Page and application data records
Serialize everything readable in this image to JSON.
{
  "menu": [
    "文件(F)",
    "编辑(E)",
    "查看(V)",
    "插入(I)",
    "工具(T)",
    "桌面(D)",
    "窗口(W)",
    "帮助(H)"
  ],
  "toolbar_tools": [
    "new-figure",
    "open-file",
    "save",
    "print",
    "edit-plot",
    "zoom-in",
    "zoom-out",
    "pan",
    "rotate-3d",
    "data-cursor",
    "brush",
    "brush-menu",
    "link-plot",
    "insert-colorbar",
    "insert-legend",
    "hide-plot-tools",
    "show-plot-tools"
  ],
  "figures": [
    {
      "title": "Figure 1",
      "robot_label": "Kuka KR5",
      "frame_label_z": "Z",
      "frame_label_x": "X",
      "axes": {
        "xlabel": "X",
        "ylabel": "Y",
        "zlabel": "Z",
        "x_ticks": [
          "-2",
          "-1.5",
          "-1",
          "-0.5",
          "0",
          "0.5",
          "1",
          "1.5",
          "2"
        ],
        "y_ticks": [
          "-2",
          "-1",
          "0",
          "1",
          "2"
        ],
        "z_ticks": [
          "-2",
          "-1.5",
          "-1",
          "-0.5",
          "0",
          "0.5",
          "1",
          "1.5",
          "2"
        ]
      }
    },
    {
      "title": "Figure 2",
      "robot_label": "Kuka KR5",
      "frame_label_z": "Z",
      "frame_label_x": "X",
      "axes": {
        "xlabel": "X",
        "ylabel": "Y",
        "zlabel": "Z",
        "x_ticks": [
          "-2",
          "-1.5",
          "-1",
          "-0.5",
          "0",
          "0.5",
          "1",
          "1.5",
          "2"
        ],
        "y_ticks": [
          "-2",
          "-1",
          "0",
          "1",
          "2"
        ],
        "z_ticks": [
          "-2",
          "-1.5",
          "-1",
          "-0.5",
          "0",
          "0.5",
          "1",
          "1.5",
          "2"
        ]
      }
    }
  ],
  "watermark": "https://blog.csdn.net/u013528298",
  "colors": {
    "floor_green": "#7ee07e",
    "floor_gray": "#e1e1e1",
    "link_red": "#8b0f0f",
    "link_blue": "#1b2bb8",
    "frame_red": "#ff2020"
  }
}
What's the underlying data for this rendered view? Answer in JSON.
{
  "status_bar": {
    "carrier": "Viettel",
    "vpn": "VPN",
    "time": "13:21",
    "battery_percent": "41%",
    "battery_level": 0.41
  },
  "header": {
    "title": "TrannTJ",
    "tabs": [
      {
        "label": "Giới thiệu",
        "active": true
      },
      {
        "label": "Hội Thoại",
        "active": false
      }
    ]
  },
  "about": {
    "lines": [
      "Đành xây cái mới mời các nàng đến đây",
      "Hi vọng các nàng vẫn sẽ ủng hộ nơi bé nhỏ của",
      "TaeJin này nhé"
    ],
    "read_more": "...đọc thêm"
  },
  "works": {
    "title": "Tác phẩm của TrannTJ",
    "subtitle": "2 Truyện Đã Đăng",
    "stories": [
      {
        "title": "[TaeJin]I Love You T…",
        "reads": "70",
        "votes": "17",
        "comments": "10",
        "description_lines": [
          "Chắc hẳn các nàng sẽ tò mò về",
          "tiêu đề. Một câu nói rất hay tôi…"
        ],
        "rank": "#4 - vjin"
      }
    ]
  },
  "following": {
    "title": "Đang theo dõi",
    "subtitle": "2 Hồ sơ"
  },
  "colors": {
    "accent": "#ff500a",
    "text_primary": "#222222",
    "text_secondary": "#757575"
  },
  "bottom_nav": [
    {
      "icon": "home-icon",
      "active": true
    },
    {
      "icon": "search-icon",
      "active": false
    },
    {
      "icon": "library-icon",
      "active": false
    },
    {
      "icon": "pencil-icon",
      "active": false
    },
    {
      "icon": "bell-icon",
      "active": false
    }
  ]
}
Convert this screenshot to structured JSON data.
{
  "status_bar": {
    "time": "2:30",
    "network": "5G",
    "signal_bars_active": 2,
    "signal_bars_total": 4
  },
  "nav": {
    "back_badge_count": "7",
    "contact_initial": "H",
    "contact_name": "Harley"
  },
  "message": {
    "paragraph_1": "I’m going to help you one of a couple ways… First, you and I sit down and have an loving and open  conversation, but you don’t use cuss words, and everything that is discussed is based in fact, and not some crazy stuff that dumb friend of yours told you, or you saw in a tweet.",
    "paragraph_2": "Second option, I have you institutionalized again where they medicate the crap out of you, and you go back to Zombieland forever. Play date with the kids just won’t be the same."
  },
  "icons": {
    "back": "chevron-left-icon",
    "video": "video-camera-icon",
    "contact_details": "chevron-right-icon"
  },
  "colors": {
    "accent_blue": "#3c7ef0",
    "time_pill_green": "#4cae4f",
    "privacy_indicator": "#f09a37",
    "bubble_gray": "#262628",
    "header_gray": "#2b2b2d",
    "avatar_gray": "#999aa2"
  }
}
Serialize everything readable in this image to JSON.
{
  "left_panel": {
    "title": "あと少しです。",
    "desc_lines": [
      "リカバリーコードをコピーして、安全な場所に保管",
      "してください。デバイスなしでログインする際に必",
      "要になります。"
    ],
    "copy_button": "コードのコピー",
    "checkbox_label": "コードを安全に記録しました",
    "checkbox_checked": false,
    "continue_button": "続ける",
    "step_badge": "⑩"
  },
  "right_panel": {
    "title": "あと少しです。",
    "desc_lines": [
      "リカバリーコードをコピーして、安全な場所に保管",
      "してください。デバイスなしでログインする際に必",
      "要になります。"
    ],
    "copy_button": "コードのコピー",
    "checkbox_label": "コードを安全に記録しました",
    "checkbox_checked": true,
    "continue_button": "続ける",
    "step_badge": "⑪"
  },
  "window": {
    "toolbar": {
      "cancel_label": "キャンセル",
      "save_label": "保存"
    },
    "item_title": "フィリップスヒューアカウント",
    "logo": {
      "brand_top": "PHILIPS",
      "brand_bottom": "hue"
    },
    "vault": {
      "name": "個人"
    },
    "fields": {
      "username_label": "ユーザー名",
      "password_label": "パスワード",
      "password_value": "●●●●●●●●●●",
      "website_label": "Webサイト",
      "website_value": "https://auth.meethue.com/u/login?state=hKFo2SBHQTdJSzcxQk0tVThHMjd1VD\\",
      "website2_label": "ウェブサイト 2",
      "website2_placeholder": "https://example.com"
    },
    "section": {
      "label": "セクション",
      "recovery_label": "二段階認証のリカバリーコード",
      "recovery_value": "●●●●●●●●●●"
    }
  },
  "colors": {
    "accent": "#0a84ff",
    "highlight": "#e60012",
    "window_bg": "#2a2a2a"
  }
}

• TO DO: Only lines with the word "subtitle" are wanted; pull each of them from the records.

• REPLY TO THE EXERCISE:
    "subtitle": "2 Truyện Đã Đăng",
    "subtitle": "2 Hồ sơ"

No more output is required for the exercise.